In the latest iteration of this saga, The Huffington Post weighed in with its own fact-check of Mr. Tovar’s fact-check.
“In the face of such success, it seems almost unsporting to fact-check Walmart’s fact-check — almost, but not quite.”
While HuffPost has an admittedly liberal bent, it makes a pretty compelling case in support of the original assertions Mr. Egan made, and debunks the factual basis on which Mr. Tovar questioned them in his snarky blog post. For example:
“Egan accused Walmart of draining U.S. tax coffers because its workers make so little that they have to go on food stamps and other public assistance to make ends meet. “We are the largest tax payer in America,” Tovar countered. “Can we see your math?” Actually, we would like to see Walmart’s math, because Exxon Mobil, Chevron, Apple and Wells Fargo paid more in taxes than Walmart, according to a January study by 24/7 Wall Street.”
And there’s more.
I’ll try not to get too mired in the fray, but there’s something telling in the notion that nowadays, a for-profit company blog can go toe-to-toe with a journalistic enterprise like The New York Times. I’m not so sure this is a positive development, though there’s clear value for a company to speak directly to its constituents (as opposed to asking a news organization for a factual correction).

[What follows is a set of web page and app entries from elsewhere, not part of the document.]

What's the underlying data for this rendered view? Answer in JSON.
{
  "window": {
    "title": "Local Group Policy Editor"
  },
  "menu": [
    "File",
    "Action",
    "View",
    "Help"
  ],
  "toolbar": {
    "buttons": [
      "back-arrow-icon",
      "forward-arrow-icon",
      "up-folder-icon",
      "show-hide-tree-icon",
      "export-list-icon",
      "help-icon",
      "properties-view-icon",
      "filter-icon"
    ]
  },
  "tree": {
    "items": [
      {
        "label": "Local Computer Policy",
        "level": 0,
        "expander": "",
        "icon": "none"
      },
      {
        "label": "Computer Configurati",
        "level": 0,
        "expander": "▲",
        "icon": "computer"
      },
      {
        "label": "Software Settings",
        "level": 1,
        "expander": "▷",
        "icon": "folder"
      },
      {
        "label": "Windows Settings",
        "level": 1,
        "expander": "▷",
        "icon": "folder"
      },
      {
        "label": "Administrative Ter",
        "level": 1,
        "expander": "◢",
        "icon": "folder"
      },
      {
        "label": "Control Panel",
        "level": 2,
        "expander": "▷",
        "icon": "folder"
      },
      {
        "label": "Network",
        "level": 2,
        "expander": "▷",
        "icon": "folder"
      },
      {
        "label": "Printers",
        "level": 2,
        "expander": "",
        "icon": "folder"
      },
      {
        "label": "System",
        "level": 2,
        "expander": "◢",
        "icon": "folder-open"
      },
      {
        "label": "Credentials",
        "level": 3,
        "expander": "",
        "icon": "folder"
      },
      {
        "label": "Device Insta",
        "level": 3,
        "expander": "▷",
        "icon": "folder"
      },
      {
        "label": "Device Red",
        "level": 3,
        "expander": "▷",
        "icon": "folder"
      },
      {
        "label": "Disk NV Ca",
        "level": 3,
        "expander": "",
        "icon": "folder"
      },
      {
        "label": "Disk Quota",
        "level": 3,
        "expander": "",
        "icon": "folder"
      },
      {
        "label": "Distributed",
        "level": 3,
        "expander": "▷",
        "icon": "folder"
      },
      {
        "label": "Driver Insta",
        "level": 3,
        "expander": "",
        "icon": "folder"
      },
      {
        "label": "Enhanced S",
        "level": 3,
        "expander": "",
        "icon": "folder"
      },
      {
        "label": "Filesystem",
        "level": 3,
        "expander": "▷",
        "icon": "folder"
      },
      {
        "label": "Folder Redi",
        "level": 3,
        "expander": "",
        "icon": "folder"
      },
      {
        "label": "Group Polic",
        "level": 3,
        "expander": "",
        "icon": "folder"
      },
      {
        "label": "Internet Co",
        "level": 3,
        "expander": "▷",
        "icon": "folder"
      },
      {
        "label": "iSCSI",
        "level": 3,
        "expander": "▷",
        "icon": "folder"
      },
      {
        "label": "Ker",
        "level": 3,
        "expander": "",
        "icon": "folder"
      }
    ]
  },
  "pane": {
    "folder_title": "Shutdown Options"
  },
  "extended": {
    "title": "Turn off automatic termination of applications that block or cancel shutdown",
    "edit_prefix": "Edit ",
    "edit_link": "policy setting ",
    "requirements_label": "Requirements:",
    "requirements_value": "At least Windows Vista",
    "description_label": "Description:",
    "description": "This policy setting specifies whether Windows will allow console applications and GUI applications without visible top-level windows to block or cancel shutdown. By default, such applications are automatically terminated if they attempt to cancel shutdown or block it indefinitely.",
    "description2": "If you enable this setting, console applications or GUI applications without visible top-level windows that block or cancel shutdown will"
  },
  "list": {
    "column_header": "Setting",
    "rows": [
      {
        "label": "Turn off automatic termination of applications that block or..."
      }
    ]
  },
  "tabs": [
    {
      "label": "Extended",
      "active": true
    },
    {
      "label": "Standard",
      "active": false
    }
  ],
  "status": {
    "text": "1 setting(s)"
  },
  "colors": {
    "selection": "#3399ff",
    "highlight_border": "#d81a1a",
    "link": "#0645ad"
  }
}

Wal-Mart already has spent untold millions in advertising attempting to move the needle on these vexing issues, but this one blog post and the news and social propagation it spawned probably had a bigger impact at a fraction of the cost. Even so, I continue to wonder whether the concept of “a trusted news source” has lost much of its mojo.